I'm looking forward to the experience greatly - and looking forward to performing in front of the other actors, creatively and courageously delving into the work and my intention is: Do Not Stop Myself, My Instincts, Or My Choices - Just Go With It.  I have various alarms that trigger regularly while working on new scenes - these alarms are deeply integrated in my brain. I'm trying to take out all the batteries before tomorrow's workshop and, well, for the rest of my career. An actor can't be continuously regretting or doubting their choices as they live within the moments of the scene. Bad, Actor, Bad! An actor also can't beat themselves up too much. Well, that's another issue entirely - a tad more long-term in its resolution.

After the workshop - 40th High School Reunion bartending in Chatsworth - woooooooo! Seniors and shots! Should be a blast, actually...


Whoa. Hello. I'm BACK from a long and difficult representation journey through Managerland - a subsection of La-La composed of a combination of smooth, silky dunes and tall, seemingly impossible crags. Luckily, there's sometimes a foothold in the shadowed stone, an occasional flinty jutting branch, a bird or two that once in a while drop from the sky to squawk support.  On the other side, I have officially found an absolutely fabulous manager, Ms. Renee Missel of RM Management.

She is a sophisticated, professional dream and thinks I can act. Could I ask for more?

Let me just: HOORAY!

Renee knows the industry of Los Angeles like the back of her hand. She has been a studio executive, a producer, of feature films, head of the Santa Barbara Film Festival for years, and dang does she know her stuff.  Her management company has been thriving since 2003 and now I can be a part of her exciting team.

RMM IMDB Link Here

Now I have official help in getting an AGENT - and there are some mighty good contenders. Wish us luck!

Monday, June 18, 2012

Eating the Imaginary Apple

Two days, two Saturdays to be exact, with the same sense memory exercise.  Every Saturday morning, under the keen eye of Salome, classmates and I sit half-circled and allow the body to relax. Tension is Public Enemy Number One for the actor. Ease tension, release energy, access emotion, let all things inside flow comprehensively until that flood spills forth from the body at the time the actor needs it!

I remember doing local theatre when I was much younger - going onstage, solidifying the nerves and butterflies into tense positions and facial expressions. Thinking this was a useful approach when in reality - it limited me to the Nth degree. Even in graduate school, when I was there for one year, I developed chronic jaw issues while doing extreme character work - contorting my body in an elderly fashion, wearing a bodysuit with a hump under my costume, and being as colorful a hag as possible for a production of VINEGAR TOM. Needless to say, I overdid it - so my neck and jaw told me.

When we are truly relaxed, we are free. This is most difficult to practice and obtain. Stillness of the mind/body, rhythm and depth of breath.  We sit for minutes, minutes, minutes and let ourselves go.

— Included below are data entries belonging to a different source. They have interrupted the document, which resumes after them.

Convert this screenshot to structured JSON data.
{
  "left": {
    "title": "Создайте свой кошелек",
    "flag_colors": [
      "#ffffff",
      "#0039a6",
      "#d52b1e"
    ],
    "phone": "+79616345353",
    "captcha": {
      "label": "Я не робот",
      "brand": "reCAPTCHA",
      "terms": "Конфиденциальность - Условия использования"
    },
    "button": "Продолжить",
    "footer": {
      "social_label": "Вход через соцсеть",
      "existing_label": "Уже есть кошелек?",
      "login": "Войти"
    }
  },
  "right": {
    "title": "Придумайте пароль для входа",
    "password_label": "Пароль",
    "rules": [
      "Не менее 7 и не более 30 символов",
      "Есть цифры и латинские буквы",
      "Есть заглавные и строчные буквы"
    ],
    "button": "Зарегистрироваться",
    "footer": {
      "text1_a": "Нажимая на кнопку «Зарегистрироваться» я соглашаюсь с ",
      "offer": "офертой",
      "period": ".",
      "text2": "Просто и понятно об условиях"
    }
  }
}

I am the newest in class - and I am beginning with the simplest exercise while others more advanced go on to very interesting actions.  When I am ready, I open my eyes to find two things before me: a table and a glass of orange juice. My job is to look at both of these things with ultimate curiosity - as if I am seeing them for the first time - and I proceed to explore every aspect of both the table and orange juice.  How does it feel? Is it cold? Is it warm? Is the table made of wood? Where is the height of the table? Are there grooves along which I can run my finger? Is it dusty? Is there a ring where the glass of orange juice was once I pick it up? How heavy is the glass? What does the orange juice taste like? All of these questions I must answer and explore without going beyond to the questions where I "feel" certain things about them. Keep it light, keep it simple.

This past Saturday - the 17th - I graduated to a piece of fruit rather than a glass of orange juice.  My initial approach this change will be actually handling an apple.  Then I will re-create the apple and the table at which I sat the day before with the best possible detail. 

Hmmmm, perhaps I should choose grapes instead...